%%

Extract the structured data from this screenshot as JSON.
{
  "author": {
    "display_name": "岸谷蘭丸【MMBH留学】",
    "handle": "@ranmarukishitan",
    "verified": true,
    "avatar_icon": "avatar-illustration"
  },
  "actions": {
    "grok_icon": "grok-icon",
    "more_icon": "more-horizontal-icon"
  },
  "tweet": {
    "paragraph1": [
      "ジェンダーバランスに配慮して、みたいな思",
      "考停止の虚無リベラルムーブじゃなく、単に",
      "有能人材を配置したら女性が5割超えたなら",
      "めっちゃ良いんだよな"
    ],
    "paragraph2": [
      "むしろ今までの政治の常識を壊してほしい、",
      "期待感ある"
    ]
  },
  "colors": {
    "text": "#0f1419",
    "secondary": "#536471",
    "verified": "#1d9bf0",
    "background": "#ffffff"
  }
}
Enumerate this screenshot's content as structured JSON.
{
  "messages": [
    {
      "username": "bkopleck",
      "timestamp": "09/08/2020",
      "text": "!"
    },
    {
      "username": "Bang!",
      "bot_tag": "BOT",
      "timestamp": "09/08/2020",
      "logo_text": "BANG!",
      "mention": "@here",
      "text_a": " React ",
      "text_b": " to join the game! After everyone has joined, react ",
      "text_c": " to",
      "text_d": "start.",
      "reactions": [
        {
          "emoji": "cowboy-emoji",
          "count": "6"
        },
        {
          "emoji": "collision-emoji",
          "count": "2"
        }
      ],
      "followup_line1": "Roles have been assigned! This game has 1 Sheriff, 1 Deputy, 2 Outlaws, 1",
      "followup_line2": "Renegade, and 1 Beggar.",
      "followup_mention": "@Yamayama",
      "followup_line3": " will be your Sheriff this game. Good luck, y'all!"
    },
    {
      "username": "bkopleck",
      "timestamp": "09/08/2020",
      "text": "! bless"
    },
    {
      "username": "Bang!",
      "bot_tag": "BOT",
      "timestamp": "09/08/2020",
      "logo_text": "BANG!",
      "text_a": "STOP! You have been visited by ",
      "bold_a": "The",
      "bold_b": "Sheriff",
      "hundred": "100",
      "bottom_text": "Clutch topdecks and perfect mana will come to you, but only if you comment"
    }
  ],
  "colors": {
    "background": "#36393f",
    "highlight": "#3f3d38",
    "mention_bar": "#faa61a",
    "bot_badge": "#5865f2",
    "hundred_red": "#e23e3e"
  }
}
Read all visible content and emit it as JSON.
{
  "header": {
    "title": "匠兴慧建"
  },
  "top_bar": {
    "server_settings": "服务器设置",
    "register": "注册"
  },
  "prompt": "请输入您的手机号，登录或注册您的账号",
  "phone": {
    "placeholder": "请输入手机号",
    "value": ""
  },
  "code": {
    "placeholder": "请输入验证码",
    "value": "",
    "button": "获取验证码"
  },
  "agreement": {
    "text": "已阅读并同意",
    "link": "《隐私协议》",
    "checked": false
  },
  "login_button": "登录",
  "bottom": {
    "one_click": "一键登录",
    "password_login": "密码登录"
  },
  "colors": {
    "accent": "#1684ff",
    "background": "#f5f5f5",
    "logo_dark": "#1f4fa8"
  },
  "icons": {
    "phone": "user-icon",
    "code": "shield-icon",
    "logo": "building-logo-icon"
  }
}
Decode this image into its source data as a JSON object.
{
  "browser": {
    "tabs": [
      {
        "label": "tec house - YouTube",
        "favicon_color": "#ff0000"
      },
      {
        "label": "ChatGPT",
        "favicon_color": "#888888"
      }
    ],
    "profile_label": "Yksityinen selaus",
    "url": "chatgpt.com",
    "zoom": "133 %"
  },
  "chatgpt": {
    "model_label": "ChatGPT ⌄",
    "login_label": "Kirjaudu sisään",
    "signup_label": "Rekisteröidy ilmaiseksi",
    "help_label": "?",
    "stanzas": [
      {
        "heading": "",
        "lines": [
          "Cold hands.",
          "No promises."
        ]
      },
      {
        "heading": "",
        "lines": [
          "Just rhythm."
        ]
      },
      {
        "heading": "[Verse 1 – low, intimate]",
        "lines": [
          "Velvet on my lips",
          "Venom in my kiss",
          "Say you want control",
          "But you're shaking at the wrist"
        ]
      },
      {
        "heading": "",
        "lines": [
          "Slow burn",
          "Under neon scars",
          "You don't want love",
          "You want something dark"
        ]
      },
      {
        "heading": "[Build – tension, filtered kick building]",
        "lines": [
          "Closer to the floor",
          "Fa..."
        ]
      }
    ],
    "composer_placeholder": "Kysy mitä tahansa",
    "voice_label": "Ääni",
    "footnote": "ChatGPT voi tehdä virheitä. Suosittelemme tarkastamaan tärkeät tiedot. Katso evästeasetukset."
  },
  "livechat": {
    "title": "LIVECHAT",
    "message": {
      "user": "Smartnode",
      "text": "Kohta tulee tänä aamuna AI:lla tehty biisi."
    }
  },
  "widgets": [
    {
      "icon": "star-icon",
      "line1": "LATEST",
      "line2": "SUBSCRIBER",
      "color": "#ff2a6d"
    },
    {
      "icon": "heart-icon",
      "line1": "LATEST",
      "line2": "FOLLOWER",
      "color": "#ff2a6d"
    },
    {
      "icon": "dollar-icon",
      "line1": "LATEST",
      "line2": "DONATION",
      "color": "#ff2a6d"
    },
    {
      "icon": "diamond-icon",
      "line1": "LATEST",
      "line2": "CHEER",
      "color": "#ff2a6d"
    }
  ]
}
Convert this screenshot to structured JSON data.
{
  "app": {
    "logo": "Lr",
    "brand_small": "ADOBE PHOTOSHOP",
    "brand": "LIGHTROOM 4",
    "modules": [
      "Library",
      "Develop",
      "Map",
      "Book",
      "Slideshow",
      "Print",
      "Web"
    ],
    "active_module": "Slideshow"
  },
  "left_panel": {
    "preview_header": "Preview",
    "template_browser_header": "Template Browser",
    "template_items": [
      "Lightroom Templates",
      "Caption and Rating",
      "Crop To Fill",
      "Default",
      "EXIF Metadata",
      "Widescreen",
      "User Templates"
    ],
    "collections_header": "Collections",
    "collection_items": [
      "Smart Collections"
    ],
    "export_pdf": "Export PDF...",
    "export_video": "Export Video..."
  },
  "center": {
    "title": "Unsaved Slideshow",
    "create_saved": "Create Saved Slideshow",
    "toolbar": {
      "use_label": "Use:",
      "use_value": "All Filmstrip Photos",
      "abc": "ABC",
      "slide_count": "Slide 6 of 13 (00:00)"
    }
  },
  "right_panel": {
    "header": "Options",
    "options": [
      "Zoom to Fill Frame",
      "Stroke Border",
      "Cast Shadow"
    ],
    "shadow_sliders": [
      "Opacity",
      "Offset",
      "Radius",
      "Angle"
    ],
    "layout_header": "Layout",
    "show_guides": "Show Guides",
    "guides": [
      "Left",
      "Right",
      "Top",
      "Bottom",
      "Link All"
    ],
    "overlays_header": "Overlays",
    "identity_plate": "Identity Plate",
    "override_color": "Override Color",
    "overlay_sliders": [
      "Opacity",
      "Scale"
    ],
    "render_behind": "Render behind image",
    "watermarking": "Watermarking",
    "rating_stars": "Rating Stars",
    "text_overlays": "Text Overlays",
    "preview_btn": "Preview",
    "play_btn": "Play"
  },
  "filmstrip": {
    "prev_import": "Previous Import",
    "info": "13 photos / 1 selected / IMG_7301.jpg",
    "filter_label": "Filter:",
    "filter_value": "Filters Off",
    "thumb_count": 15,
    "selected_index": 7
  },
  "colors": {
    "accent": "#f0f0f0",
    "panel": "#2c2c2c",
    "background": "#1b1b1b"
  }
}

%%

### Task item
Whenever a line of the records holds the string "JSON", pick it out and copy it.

### Result of this task
Extract the structured data from this screenshot as JSON.
Enumerate this screenshot's content as structured JSON.
Read all visible content and emit it as JSON.
Decode this image into its source data as a JSON object.
Convert this screenshot to structured JSON data.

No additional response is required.